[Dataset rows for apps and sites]
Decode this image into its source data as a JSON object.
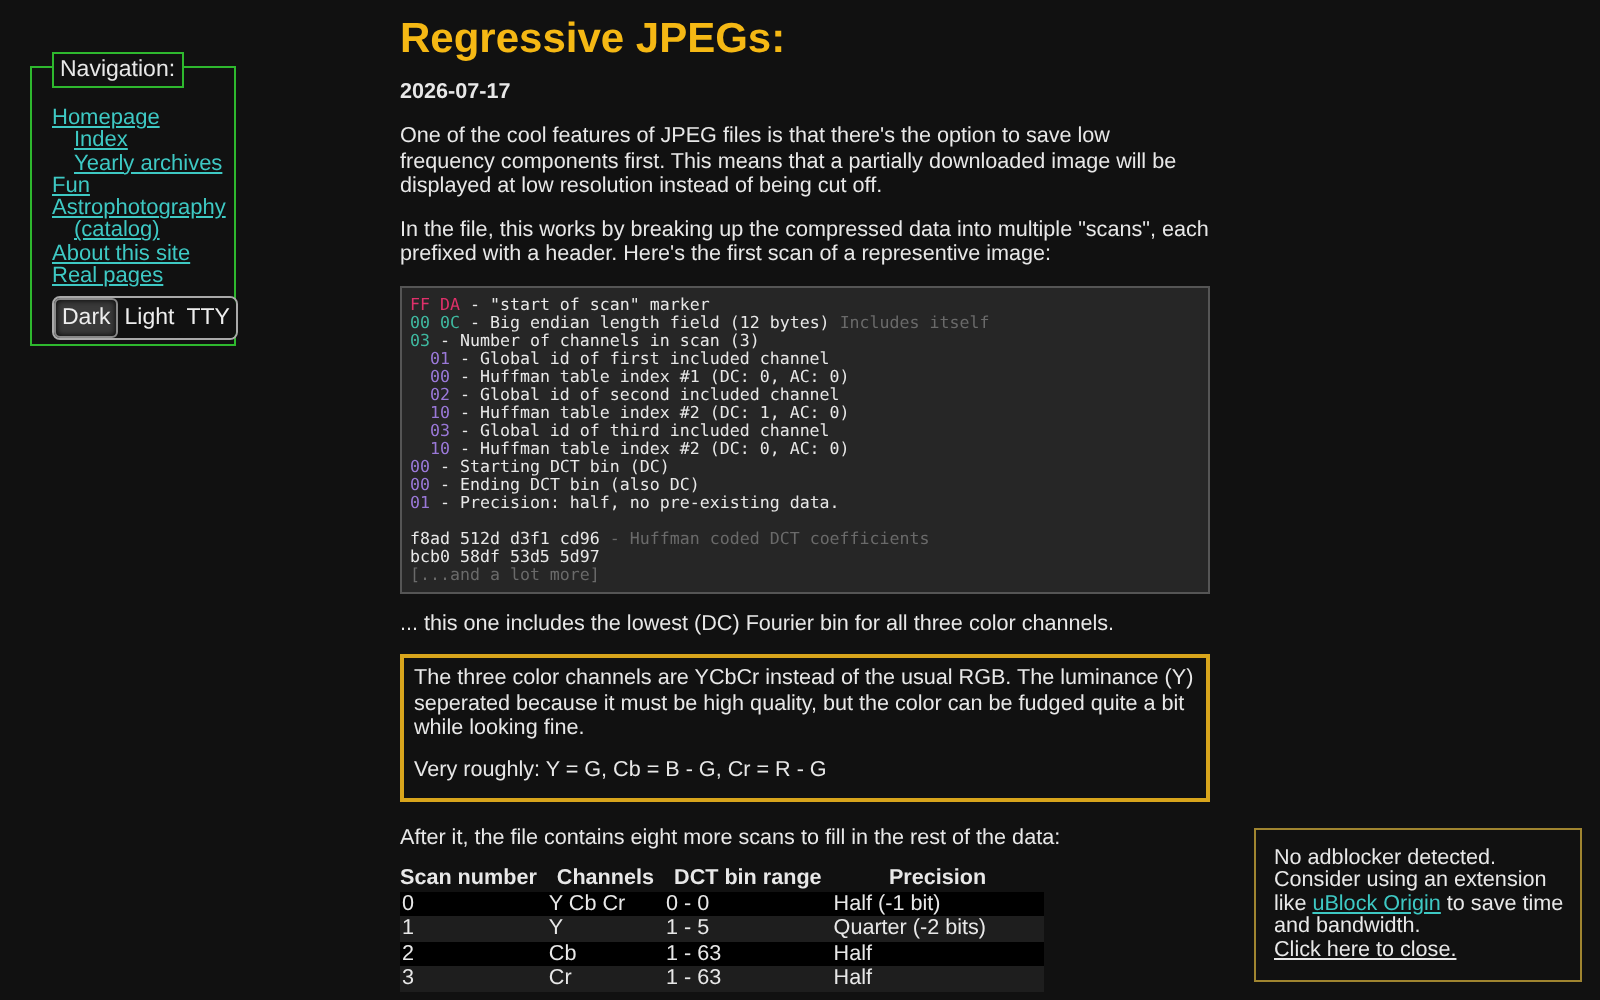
{
  "navigation": {
    "title": "Navigation:",
    "links": [
      {
        "label": "Homepage",
        "children": [
          {
            "label": "Index"
          },
          {
            "label": "Yearly archives"
          }
        ]
      },
      {
        "label": "Fun"
      },
      {
        "label": "Astrophotography",
        "children": [
          {
            "label": "(catalog)"
          }
        ]
      },
      {
        "label": "About this site"
      },
      {
        "label": "Real pages"
      }
    ],
    "themes": [
      {
        "label": "Dark",
        "selected": true
      },
      {
        "label": "Light",
        "selected": false
      },
      {
        "label": "TTY",
        "selected": false
      }
    ]
  },
  "article": {
    "title": "Regressive JPEGs:",
    "date": "2026-07-17",
    "intro": [
      "One of the cool features of JPEG files is that there's the option to save low frequency components first. This means that a partially downloaded image will be displayed at low resolution instead of being cut off.",
      "In the file, this works by breaking up the compressed data into multiple \"scans\", each prefixed with a header. Here's the first scan of a representive image:"
    ],
    "code_lines": [
      [
        {
          "kind": "marker",
          "text": "FF DA"
        },
        {
          "kind": "text",
          "text": " - \"start of scan\" marker"
        }
      ],
      [
        {
          "kind": "field",
          "text": "00 0C"
        },
        {
          "kind": "text",
          "text": " - Big endian length field (12 bytes) "
        },
        {
          "kind": "comment",
          "text": "Includes itself"
        }
      ],
      [
        {
          "kind": "field",
          "text": "03"
        },
        {
          "kind": "text",
          "text": " - Number of channels in scan (3)"
        }
      ],
      [
        {
          "kind": "value",
          "text": "  01"
        },
        {
          "kind": "text",
          "text": " - Global id of first included channel"
        }
      ],
      [
        {
          "kind": "value",
          "text": "  00"
        },
        {
          "kind": "text",
          "text": " - Huffman table index #1 (DC: 0, AC: 0)"
        }
      ],
      [
        {
          "kind": "value",
          "text": "  02"
        },
        {
          "kind": "text",
          "text": " - Global id of second included channel"
        }
      ],
      [
        {
          "kind": "value",
          "text": "  10"
        },
        {
          "kind": "text",
          "text": " - Huffman table index #2 (DC: 1, AC: 0)"
        }
      ],
      [
        {
          "kind": "value",
          "text": "  03"
        },
        {
          "kind": "text",
          "text": " - Global id of third included channel"
        }
      ],
      [
        {
          "kind": "value",
          "text": "  10"
        },
        {
          "kind": "text",
          "text": " - Huffman table index #2 (DC: 0, AC: 0)"
        }
      ],
      [
        {
          "kind": "value",
          "text": "00"
        },
        {
          "kind": "text",
          "text": " - Starting DCT bin (DC)"
        }
      ],
      [
        {
          "kind": "value",
          "text": "00"
        },
        {
          "kind": "text",
          "text": " - Ending DCT bin (also DC)"
        }
      ],
      [
        {
          "kind": "value",
          "text": "01"
        },
        {
          "kind": "text",
          "text": " - Precision: half, no pre-existing data."
        }
      ],
      [
        {
          "kind": "gap"
        },
        {
          "kind": "text",
          "text": "f8ad 512d d3f1 cd96"
        },
        {
          "kind": "comment",
          "text": " - Huffman coded DCT coefficients"
        }
      ],
      [
        {
          "kind": "text",
          "text": "bcb0 58df 53d5 5d97"
        }
      ],
      [
        {
          "kind": "comment",
          "text": "[...and a lot more]"
        }
      ]
    ],
    "after_code": "... this one includes the lowest (DC) Fourier bin for all three color channels.",
    "note": [
      "The three color channels are YCbCr instead of the usual RGB. The luminance (Y) seperated because it must be high quality, but the color can be fudged quite a bit while looking fine.",
      "Very roughly: Y = G, Cb = B - G, Cr = R - G"
    ],
    "table_intro": "After it, the file contains eight more scans to fill in the rest of the data:",
    "table": {
      "columns": [
        "Scan number",
        "Channels",
        "DCT bin range",
        "Precision"
      ],
      "rows": [
        [
          "0",
          "Y Cb Cr",
          "0 - 0",
          "Half (-1 bit)"
        ],
        [
          "1",
          "Y",
          "1 - 5",
          "Quarter (-2 bits)"
        ],
        [
          "2",
          "Cb",
          "1 - 63",
          "Half"
        ],
        [
          "3",
          "Cr",
          "1 - 63",
          "Half"
        ]
      ]
    }
  },
  "adblock_notice": {
    "text_before": "No adblocker detected. Consider using an extension like",
    "link": "uBlock Origin",
    "text_after": "to save time and bandwidth.",
    "close_link": "Click here to close."
  }
}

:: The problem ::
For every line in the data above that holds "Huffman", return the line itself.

:: Solved exercise ::
          "text": " - Huffman table index #1 (DC: 0, AC: 0)"
          "text": " - Huffman table index #2 (DC: 1, AC: 0)"
          "text": " - Huffman table index #2 (DC: 0, AC: 0)"
          "text": " - Huffman coded DCT coefficients"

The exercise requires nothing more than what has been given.